It is not simple thing to work out which materials ‘are better’, and sometimes the answers that best benefit the planet are not at all what we would expect.

For the time being here are the basic facts about the materials used in our various products.

Please note that all materials and products take energy to make from varied base materials. Some natural looking materials take a lot of energy to create and do not last very long and other apparently less natural materials can take less energy to form and can last for many decades or even centuries, making them much better for the planet in the long run.

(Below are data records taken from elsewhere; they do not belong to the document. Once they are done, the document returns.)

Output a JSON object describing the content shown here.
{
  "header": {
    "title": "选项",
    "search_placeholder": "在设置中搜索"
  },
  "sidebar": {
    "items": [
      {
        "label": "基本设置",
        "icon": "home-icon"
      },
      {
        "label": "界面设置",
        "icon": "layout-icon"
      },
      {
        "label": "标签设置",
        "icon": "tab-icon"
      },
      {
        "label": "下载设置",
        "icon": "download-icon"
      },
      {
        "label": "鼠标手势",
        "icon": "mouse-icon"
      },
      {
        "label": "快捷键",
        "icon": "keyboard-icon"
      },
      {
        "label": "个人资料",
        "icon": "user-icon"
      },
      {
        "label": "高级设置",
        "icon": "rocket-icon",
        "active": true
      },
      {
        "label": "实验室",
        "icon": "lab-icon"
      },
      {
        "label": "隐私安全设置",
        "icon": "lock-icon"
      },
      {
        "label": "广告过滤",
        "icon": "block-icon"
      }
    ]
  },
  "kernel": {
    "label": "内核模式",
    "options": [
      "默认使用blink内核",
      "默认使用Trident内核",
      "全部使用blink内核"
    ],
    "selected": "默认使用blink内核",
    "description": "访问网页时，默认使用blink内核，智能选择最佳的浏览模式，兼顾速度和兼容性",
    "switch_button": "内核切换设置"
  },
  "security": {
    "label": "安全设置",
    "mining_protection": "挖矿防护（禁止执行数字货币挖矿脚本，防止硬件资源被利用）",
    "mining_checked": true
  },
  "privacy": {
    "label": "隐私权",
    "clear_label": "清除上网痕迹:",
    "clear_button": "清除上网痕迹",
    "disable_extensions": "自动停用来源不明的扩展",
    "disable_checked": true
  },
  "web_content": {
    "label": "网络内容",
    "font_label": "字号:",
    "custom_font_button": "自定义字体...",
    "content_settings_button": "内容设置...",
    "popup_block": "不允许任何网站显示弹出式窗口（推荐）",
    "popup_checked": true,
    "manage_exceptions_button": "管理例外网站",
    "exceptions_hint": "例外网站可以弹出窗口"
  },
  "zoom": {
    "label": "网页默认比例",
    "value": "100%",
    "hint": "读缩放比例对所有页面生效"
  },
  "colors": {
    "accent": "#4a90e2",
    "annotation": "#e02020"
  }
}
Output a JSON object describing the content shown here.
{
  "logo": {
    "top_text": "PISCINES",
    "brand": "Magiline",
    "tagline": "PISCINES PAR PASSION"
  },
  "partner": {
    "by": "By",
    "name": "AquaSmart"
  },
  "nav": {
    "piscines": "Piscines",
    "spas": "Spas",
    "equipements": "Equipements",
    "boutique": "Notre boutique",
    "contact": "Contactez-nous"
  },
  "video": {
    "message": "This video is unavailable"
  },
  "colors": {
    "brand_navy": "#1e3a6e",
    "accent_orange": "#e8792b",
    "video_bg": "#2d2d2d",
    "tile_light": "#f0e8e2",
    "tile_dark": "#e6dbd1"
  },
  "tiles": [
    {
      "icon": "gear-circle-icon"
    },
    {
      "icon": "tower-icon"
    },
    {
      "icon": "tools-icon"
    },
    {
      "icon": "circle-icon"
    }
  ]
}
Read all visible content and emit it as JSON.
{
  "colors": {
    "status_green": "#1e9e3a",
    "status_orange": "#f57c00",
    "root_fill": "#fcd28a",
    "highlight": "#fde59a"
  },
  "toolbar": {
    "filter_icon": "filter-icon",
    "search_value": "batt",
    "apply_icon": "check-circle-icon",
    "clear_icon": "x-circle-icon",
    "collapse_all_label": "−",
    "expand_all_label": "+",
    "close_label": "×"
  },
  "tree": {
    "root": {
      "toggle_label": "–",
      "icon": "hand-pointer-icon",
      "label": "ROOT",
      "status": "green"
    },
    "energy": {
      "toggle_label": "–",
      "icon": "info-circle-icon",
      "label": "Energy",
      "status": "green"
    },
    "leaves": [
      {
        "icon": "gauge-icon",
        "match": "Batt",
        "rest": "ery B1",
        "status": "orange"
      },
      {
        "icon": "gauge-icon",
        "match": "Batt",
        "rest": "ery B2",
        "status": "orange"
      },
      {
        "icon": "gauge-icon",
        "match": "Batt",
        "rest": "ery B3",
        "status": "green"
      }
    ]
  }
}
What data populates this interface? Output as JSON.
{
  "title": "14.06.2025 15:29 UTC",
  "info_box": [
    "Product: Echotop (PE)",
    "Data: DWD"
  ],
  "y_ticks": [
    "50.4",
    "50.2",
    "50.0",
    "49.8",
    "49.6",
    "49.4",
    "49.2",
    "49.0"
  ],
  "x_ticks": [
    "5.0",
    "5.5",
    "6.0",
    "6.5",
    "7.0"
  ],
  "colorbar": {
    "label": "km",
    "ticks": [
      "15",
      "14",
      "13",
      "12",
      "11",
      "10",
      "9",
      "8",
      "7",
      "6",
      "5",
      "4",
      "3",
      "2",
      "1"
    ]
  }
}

Caststone is the art construction of granite and other specially chosen rock aggregates as chips and sands, bound together throughout by cement, and then acid etched to reveal the natural rock. This gives a natural texture with the cement surface removed for the water to flow over, interacting with the granites and marbles.

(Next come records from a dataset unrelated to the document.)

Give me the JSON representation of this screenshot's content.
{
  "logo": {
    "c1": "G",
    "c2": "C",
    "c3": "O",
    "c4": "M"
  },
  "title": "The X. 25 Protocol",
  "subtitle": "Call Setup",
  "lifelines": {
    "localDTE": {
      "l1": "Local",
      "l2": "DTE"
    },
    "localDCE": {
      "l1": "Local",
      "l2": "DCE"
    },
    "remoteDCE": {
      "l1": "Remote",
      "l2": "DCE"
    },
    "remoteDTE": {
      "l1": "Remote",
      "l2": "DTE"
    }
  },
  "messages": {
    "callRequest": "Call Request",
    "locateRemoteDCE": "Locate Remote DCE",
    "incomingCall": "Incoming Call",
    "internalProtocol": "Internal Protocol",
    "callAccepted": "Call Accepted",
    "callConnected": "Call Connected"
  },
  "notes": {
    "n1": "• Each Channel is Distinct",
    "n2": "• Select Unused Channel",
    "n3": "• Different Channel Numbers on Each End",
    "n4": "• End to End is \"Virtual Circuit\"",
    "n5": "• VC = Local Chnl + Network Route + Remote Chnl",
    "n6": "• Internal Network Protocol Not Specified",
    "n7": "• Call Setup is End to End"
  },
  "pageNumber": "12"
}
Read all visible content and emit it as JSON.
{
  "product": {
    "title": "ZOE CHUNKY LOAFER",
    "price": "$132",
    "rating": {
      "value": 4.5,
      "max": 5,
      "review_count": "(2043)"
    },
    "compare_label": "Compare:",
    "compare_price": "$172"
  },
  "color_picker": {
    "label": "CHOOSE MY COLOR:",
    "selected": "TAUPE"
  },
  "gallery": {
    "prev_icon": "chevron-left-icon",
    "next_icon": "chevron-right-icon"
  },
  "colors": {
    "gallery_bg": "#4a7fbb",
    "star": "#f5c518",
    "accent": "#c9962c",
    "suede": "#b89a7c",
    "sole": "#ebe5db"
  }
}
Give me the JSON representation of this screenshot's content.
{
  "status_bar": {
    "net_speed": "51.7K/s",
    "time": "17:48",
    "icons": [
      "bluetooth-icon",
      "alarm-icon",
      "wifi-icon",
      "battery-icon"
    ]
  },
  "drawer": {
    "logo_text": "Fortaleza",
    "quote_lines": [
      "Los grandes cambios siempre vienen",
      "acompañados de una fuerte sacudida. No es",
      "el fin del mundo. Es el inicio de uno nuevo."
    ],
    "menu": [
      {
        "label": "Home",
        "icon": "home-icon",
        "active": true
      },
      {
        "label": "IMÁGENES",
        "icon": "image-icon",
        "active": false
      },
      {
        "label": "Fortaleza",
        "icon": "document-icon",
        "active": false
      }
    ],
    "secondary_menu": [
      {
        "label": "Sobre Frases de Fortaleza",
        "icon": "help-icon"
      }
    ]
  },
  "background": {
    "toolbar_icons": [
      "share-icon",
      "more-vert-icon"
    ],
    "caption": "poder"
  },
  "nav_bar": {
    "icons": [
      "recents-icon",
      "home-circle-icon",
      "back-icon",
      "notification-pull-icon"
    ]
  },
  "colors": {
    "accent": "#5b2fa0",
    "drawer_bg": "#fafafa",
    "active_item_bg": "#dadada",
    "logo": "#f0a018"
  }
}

Casting is done in Gloucestershire, England by colleagues at Ruskin Mill, a practical school for teenagers who help professional craftspeople involved in actual businesses and in California USA by caststone artisans of the highest calibre.


As is generally known, concrete is the binding of base aggregates such as crushed greywacke river stone with cement. A cement surface up to 2 mm deep remains, and it is over this that the water flows.

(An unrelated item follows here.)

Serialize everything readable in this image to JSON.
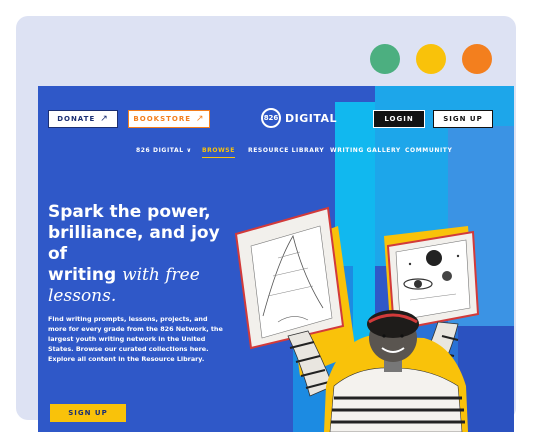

Ceramics are clays fired to become permanent and stone like, with mineral glazes adding glass-like food safe surfaces of gorgeous colorings when melted in the high temperature of kilns.

Ceramic pots are amongst the oldest human artifacts, with some still existing ceramic pieces in Asia going back 15,000 years.  This is certainly no ‘planned obsolescence’ material!

Our ceramics are stoneware bowls and Flowform sculptures fired in gas kilns to 1160 degrees celcius, and are made from Mekong Delta clays. This clay is mixed, cast and fired by our highly qualified Australian Vietnamese colleagues there, Son and Nga Do.

There is a fascinating story behind this ethical family factory, which was set up by their father, a nationally renowned traditional potter, to help the local neighborhood in a poorer part of the Southern delta. The ceramic skills they have developed are quite astonishing and are a continuation of over over 4000 years of ceramic history in Vietnam.


Our composite products surfaces are made from food-safe polymer resins. This is not plastic but rather a thermoset. They can last many decades and enable light weight products in remarkable shapes that save considerable freight and installation energy, and give considerable use benefits in out of the way places.

By replacing concrete products with this material we save on energy that would otherwise expended on industrial cement production. Often folk feel that polymer products are ‘bad’ but on a complete comparative analysis they have many benefits.

The composite industry is rapidly developing fibre based polymers and  are working closely with out suppliers in NZ to take advantage of this evolution.


This is our parent company’s own invention, which replaces cement with polymer as a binder for natural sands which make up 80% of the material, in the process of creating a hollow product with far less synthesized material than solid products. It is relatively lightweight, durable and strong with beautiful sandstone surfaces and will last for centuries.